Aim of the exercise — Within the data below, count every line that includes "OneDrive" and report the total alone.

Dataset records —
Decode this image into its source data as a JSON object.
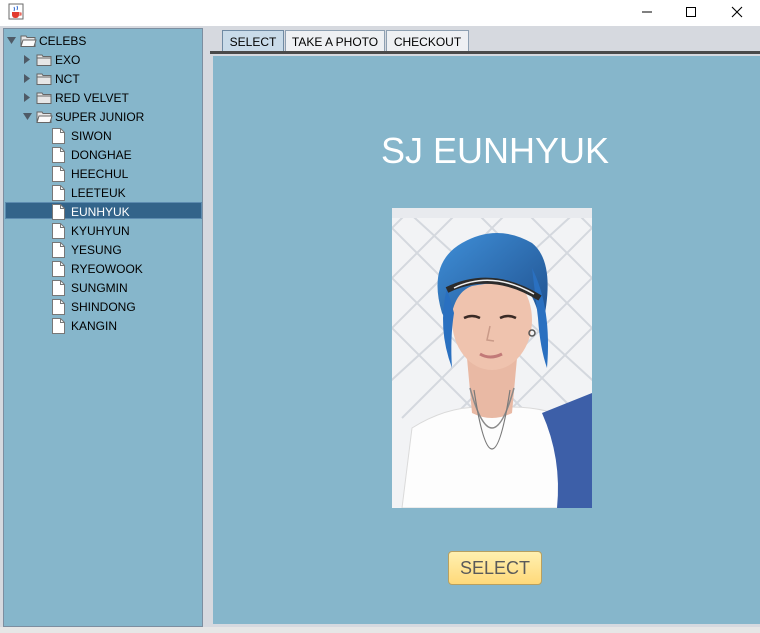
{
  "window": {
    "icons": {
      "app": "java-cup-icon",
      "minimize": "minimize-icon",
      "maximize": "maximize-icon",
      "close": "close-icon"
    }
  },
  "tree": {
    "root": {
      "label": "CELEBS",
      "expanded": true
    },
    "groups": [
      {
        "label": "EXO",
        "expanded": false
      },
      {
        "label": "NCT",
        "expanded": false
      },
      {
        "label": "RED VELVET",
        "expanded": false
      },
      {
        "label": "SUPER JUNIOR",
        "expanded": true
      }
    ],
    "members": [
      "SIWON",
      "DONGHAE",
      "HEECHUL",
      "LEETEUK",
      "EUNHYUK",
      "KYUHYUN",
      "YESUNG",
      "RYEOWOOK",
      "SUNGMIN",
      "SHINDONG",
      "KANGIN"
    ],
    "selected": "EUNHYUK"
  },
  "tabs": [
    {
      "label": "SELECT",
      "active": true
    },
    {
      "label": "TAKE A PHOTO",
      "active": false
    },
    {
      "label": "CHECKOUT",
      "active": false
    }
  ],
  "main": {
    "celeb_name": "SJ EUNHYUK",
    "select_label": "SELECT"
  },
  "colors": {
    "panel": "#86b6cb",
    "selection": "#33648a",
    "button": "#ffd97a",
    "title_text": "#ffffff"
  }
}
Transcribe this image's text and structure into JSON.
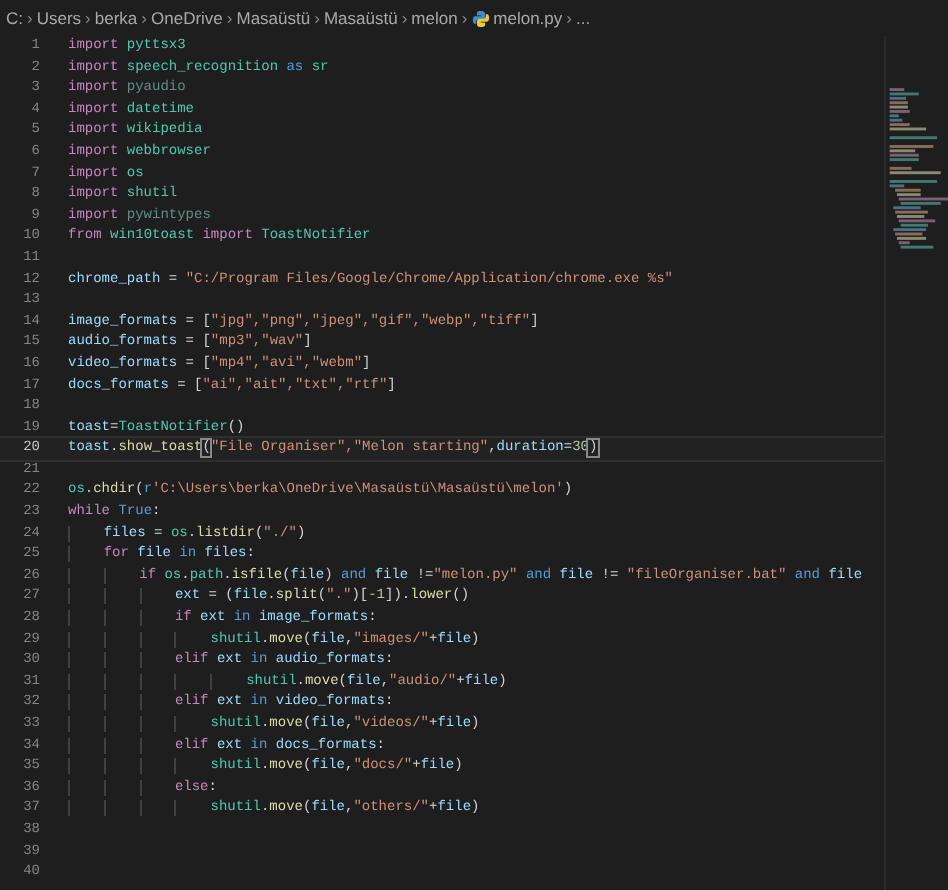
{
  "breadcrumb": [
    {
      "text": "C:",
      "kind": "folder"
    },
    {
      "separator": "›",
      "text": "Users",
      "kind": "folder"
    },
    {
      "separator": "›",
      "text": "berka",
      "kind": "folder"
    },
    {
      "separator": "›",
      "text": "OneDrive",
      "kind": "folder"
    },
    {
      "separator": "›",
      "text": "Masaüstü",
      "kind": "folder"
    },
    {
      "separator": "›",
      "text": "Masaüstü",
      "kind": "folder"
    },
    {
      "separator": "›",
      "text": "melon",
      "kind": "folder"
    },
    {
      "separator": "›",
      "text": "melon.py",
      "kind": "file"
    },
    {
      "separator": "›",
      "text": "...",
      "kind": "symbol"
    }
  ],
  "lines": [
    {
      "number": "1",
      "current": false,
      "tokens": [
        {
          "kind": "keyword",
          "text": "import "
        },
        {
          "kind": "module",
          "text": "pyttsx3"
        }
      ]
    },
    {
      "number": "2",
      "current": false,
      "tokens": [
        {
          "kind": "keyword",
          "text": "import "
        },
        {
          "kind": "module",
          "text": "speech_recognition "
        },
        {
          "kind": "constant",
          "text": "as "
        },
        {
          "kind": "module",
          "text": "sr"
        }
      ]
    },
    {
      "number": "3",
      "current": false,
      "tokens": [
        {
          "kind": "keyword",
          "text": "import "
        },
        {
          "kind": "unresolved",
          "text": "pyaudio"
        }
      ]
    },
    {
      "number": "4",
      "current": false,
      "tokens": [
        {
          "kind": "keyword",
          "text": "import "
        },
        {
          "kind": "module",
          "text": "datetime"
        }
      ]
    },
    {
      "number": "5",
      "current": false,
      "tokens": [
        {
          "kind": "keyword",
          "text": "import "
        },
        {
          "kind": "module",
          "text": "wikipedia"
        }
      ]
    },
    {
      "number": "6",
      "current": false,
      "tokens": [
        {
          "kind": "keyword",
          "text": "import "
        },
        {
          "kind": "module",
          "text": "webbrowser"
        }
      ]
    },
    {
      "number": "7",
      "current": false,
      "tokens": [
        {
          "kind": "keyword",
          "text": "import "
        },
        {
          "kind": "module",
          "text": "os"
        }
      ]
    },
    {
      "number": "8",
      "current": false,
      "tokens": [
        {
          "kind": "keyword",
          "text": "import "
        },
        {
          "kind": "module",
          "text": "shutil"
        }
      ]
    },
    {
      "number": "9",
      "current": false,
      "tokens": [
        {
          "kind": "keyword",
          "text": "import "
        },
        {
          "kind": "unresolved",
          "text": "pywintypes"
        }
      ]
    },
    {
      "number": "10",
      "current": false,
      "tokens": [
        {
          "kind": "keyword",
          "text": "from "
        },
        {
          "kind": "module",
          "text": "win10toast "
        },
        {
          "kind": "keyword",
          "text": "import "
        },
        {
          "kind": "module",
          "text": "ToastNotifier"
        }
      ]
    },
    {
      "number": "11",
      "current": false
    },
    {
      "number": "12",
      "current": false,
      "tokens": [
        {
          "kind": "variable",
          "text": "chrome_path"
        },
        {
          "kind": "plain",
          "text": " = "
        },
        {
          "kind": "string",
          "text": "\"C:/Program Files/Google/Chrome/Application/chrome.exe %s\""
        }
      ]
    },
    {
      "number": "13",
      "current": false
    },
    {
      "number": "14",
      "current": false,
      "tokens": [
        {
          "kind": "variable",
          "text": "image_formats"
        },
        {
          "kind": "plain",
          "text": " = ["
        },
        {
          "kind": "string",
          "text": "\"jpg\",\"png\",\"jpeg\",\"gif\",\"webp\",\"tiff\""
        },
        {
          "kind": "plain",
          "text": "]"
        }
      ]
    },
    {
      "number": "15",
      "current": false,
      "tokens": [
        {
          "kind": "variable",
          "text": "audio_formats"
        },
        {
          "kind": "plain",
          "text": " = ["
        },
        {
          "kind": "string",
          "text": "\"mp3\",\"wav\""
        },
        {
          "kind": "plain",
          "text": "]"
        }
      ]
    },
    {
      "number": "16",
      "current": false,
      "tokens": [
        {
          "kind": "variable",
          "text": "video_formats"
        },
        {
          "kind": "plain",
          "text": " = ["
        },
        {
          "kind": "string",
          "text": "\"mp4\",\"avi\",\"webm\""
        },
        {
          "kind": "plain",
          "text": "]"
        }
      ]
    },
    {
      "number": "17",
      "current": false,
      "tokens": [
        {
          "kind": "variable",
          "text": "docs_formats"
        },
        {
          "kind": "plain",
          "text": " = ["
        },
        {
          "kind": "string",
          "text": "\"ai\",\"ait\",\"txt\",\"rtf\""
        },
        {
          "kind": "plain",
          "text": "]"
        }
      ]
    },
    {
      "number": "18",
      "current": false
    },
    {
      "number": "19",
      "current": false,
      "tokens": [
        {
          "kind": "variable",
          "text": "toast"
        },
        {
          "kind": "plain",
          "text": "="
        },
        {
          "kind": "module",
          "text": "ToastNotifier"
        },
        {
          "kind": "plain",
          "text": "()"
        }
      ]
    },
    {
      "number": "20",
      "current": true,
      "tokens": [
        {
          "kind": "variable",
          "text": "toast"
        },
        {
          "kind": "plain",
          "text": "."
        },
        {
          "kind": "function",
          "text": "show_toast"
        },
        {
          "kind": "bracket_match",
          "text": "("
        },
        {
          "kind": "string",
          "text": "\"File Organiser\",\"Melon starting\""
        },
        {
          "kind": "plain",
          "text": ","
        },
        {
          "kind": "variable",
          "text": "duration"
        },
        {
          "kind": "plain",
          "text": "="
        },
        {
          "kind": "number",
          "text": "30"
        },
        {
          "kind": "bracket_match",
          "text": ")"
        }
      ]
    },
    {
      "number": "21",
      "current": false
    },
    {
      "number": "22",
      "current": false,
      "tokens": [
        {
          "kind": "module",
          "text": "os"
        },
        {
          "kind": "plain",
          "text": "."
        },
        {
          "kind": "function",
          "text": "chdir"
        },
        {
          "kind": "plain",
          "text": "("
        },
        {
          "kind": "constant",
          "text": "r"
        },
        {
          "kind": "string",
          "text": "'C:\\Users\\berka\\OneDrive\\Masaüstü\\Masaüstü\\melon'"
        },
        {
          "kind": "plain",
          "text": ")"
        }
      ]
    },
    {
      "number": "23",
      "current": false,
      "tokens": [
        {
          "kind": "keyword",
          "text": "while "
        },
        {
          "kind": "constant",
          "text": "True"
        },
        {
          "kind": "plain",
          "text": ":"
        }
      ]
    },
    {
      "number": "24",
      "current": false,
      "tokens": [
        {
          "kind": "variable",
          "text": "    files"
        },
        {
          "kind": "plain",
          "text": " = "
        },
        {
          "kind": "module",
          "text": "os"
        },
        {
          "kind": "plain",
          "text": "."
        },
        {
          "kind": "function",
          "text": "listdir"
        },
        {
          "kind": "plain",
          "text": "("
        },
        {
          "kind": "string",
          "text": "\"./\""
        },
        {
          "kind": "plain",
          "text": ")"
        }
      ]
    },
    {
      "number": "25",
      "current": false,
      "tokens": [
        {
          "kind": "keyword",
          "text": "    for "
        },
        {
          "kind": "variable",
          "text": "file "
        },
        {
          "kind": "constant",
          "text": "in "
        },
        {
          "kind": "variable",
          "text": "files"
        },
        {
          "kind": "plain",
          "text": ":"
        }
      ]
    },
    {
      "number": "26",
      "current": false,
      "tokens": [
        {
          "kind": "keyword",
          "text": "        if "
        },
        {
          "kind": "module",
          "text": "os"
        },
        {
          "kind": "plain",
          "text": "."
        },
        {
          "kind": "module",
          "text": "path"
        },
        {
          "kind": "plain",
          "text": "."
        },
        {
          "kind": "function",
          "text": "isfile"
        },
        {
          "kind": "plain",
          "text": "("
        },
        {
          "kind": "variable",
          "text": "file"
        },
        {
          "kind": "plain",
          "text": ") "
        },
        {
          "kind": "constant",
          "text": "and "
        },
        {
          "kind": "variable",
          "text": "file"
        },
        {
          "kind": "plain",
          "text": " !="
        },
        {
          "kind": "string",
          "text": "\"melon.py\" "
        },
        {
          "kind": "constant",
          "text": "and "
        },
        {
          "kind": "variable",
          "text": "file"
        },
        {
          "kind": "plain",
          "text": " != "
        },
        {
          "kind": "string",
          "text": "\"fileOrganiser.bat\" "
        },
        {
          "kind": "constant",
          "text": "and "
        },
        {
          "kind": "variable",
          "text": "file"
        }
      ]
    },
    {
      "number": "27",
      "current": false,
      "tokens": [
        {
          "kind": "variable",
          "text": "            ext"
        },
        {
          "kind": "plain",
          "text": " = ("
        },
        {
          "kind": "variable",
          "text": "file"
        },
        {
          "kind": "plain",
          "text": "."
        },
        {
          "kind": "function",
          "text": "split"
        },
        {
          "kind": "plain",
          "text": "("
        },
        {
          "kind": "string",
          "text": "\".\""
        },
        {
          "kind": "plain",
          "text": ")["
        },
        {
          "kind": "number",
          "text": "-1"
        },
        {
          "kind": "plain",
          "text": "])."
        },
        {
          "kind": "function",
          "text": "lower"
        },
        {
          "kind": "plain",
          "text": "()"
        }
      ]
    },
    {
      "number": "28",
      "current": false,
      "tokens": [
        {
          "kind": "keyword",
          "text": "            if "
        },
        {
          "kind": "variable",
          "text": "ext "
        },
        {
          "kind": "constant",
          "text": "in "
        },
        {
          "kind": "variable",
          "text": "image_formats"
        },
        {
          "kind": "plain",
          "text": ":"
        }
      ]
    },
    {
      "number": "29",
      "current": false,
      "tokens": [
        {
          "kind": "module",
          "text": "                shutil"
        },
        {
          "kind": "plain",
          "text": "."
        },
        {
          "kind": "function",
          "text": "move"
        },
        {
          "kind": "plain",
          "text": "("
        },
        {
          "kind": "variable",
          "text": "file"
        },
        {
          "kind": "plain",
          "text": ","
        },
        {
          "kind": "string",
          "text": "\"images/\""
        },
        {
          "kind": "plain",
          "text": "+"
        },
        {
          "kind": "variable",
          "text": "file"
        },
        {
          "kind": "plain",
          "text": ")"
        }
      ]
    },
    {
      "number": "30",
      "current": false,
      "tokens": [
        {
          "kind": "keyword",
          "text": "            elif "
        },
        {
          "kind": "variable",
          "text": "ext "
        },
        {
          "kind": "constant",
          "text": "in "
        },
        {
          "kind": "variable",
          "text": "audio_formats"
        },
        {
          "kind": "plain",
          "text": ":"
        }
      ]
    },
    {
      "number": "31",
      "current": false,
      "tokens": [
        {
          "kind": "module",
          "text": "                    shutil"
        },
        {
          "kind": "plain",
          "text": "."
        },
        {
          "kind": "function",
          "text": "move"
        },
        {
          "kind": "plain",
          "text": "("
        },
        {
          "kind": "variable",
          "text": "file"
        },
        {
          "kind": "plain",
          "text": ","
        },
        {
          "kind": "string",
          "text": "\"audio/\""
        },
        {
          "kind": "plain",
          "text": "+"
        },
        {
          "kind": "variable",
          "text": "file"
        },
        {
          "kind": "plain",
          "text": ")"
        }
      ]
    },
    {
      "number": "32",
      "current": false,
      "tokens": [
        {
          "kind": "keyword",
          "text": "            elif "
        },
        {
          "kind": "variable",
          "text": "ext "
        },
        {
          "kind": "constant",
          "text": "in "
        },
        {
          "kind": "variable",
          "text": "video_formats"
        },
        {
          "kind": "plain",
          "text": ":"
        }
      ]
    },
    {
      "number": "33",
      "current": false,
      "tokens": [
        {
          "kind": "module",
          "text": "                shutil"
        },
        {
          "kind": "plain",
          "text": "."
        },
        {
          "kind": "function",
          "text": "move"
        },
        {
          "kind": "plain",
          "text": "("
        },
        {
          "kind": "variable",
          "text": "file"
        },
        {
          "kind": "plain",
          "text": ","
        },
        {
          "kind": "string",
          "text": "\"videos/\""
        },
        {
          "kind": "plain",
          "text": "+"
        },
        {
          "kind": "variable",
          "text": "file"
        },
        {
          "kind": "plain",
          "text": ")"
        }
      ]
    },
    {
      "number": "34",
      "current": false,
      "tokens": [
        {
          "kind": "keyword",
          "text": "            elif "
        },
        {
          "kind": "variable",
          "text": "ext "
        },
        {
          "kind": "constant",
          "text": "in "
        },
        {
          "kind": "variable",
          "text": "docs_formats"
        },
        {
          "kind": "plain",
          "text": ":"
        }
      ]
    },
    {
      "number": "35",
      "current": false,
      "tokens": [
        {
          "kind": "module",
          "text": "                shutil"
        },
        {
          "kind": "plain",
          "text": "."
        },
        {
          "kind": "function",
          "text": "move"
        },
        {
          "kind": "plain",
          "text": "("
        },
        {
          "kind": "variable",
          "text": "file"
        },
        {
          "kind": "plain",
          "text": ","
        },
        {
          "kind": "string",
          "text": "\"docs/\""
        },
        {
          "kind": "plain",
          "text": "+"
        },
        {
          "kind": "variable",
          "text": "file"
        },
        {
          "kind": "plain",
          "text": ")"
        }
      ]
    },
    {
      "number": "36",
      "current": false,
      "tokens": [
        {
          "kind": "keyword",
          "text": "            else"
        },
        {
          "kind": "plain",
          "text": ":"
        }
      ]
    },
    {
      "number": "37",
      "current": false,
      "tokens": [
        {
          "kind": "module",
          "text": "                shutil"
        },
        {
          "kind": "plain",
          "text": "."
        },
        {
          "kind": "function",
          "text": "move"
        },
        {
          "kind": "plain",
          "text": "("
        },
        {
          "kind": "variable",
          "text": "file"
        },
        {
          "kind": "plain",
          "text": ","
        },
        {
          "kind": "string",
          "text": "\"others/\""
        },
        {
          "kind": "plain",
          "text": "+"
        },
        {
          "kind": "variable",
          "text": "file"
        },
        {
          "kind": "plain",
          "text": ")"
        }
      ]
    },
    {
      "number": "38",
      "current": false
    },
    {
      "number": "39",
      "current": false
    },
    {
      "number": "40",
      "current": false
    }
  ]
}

Answer box — 2